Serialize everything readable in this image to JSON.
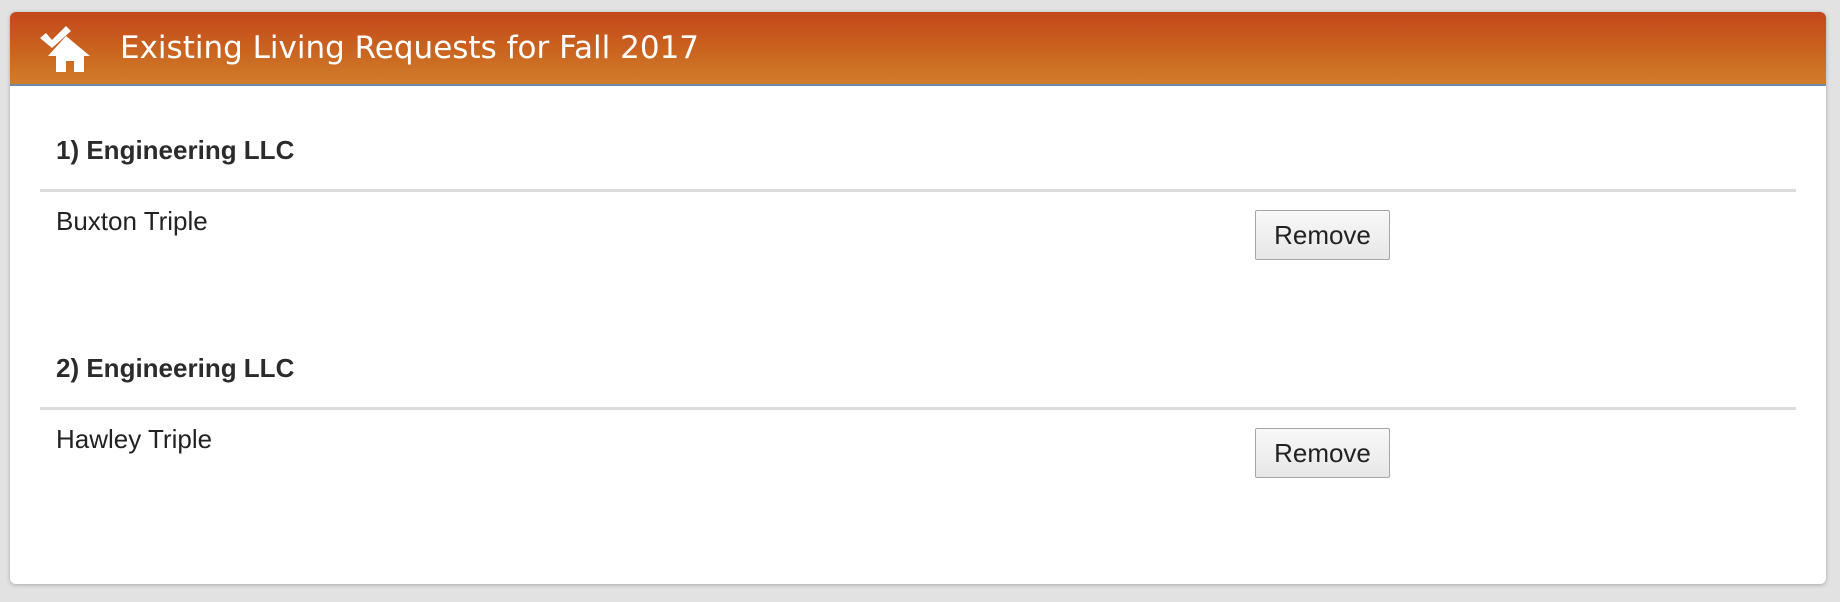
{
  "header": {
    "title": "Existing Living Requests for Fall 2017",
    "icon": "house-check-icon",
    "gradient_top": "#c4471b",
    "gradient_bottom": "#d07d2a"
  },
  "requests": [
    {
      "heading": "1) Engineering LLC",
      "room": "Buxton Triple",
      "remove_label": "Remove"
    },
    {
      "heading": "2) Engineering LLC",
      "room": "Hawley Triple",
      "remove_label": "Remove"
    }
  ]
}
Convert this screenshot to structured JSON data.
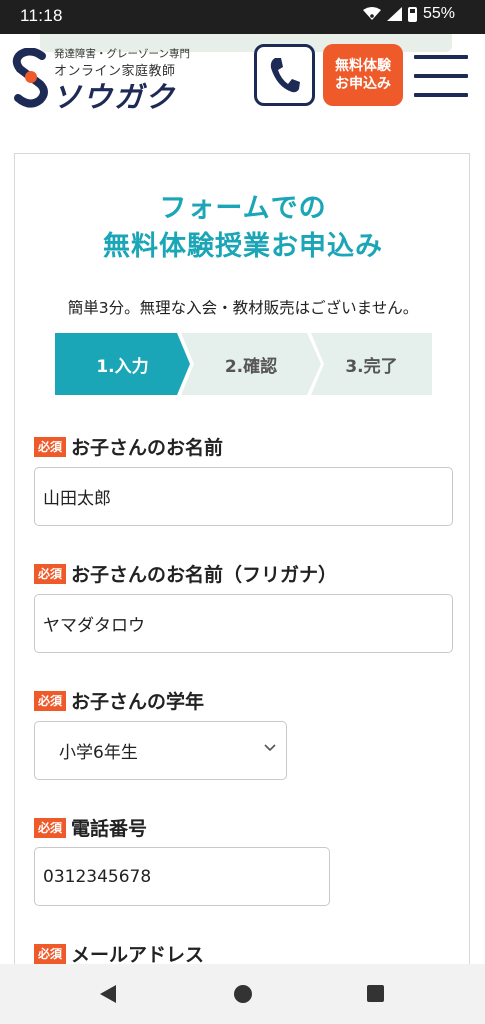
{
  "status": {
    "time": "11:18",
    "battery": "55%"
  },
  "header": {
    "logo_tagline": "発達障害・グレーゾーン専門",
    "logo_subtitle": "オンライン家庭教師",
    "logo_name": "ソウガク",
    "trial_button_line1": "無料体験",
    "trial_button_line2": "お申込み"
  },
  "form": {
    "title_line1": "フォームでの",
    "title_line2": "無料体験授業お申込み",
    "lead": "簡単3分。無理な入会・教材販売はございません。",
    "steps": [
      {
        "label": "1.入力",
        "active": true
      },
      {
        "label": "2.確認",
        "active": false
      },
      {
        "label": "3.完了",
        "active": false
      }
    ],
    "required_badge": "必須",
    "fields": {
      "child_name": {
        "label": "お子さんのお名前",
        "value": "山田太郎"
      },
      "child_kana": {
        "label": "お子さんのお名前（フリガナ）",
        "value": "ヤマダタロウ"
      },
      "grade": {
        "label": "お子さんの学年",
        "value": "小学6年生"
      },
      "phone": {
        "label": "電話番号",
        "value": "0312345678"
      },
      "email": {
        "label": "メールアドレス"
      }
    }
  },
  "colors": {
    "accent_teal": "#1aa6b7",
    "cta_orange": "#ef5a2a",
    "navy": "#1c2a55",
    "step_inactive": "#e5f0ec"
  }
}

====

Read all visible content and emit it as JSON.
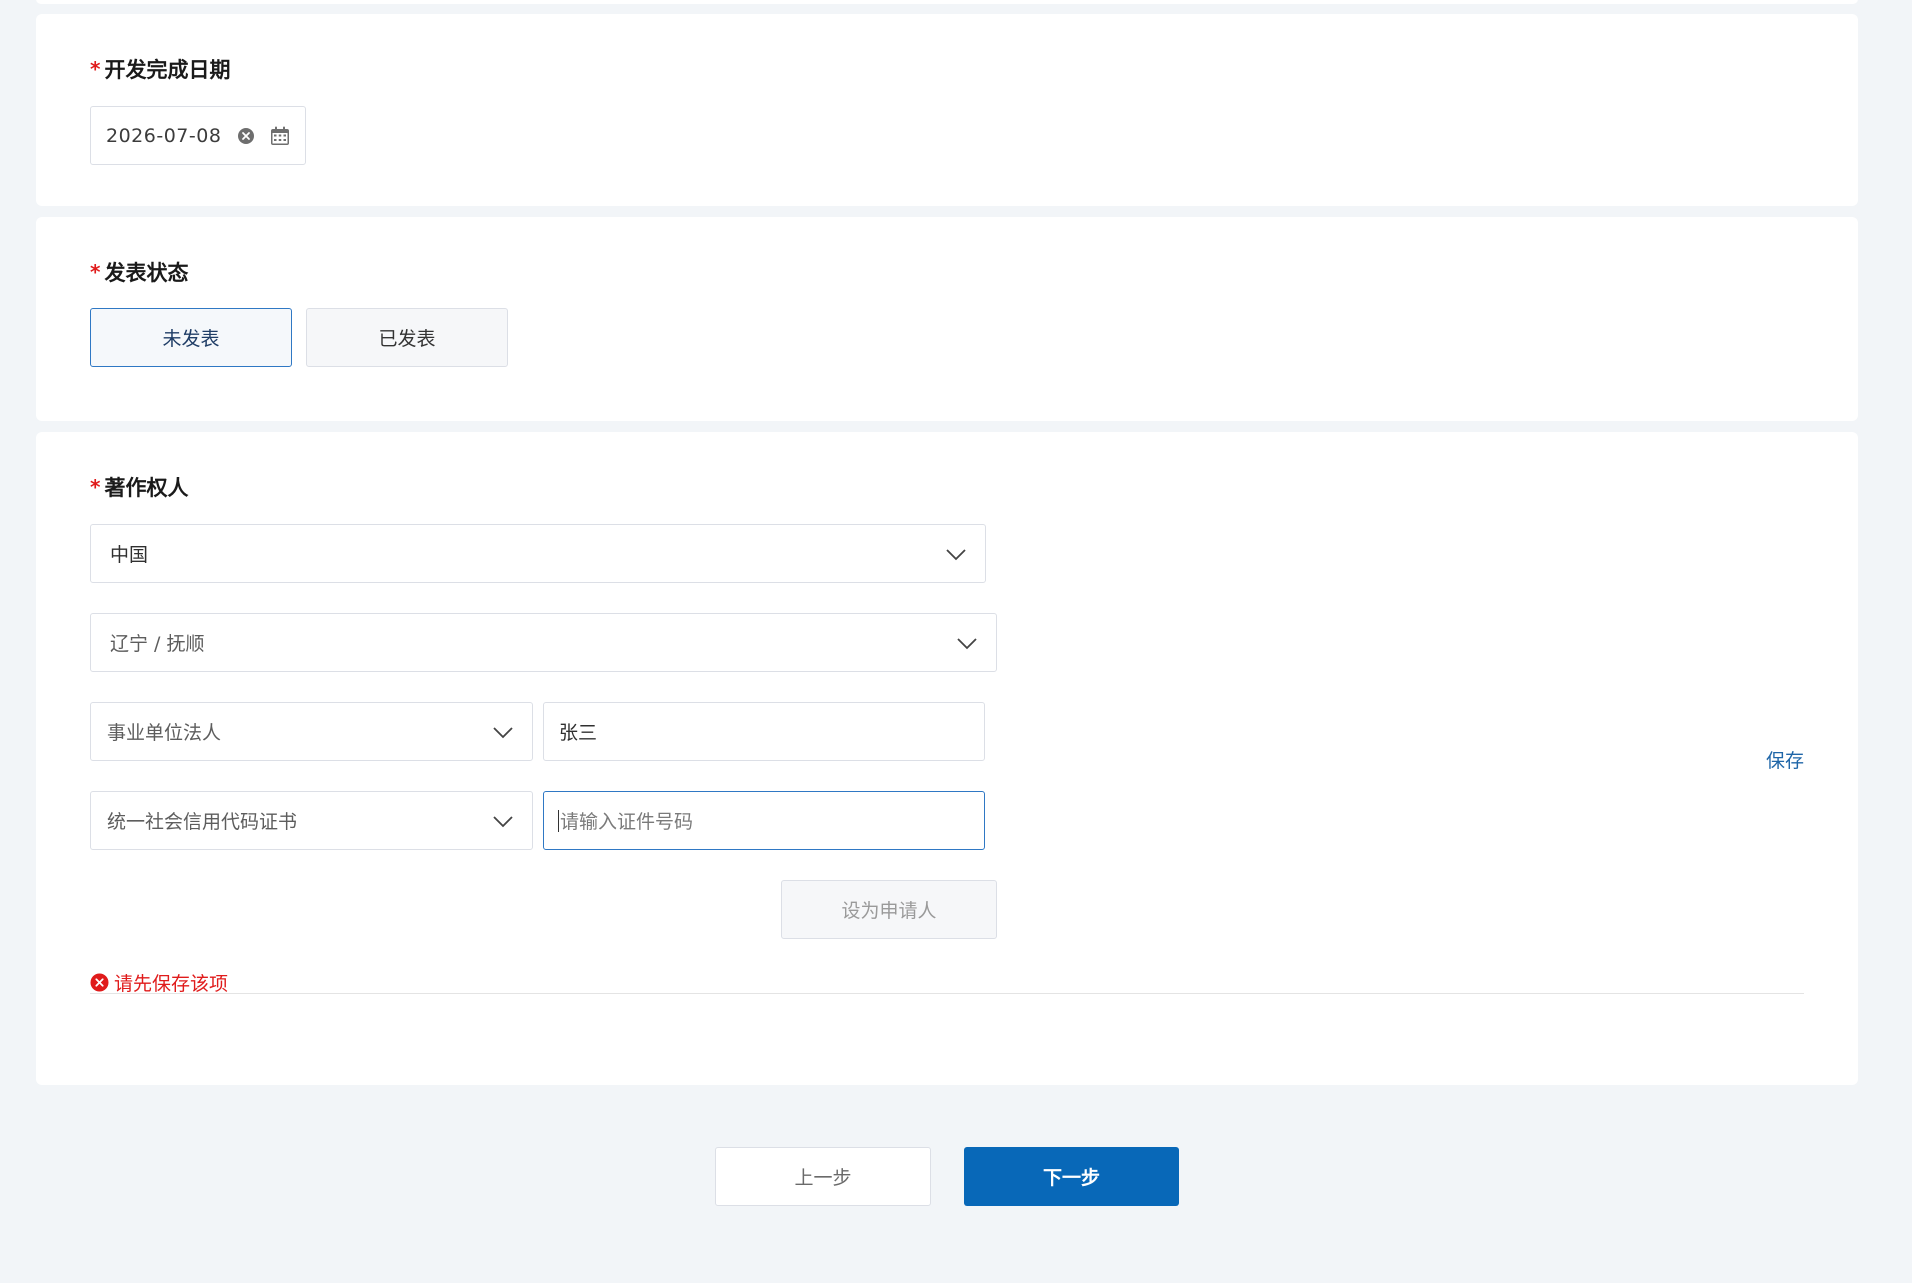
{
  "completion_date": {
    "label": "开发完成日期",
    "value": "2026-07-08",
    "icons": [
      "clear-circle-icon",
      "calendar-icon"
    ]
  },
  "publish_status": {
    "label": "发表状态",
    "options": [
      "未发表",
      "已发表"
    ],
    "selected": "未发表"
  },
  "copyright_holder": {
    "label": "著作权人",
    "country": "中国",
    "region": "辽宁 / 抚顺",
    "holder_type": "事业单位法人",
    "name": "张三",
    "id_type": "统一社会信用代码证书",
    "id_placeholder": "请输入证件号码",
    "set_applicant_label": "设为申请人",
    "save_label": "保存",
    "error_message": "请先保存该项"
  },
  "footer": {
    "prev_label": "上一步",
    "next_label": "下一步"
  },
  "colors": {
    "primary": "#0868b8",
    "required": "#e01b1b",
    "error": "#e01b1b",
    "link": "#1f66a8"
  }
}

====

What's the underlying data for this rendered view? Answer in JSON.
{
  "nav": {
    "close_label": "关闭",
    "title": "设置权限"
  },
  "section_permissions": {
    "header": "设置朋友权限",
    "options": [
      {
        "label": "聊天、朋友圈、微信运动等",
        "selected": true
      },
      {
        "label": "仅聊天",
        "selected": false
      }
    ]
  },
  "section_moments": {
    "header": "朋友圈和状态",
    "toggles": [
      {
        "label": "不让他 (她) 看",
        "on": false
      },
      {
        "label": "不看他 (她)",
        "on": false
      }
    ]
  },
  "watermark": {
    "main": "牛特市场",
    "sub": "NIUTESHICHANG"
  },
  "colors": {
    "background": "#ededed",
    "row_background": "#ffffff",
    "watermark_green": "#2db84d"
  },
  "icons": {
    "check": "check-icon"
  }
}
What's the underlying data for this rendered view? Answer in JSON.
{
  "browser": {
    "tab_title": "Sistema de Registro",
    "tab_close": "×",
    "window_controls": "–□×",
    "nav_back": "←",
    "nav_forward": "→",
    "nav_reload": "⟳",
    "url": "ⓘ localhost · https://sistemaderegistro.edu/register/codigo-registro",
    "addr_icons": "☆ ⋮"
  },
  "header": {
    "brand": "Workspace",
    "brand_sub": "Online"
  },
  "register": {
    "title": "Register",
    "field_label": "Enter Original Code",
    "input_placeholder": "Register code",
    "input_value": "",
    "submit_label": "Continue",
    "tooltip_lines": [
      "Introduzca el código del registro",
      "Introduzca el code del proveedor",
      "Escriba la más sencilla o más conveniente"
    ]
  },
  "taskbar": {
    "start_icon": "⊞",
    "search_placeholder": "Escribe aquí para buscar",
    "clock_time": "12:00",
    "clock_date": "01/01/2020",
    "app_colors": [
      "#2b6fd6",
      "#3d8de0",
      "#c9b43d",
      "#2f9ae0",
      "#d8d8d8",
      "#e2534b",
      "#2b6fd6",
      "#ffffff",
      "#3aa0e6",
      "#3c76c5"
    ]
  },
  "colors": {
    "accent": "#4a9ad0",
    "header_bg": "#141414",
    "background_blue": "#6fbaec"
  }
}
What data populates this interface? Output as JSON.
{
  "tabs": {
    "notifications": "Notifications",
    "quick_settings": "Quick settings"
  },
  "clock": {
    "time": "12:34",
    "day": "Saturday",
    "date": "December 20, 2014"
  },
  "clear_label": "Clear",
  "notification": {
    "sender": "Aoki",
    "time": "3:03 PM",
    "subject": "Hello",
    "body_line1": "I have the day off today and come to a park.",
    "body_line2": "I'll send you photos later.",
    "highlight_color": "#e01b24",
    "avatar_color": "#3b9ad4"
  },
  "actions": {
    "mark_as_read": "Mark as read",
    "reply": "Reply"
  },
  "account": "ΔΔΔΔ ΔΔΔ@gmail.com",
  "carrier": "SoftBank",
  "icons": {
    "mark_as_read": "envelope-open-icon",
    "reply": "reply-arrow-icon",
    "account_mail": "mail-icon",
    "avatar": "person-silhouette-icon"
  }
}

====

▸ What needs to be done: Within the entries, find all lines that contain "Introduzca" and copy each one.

▸ Response box:
      "Introduzca el código del registro",
      "Introduzca el code del proveedor",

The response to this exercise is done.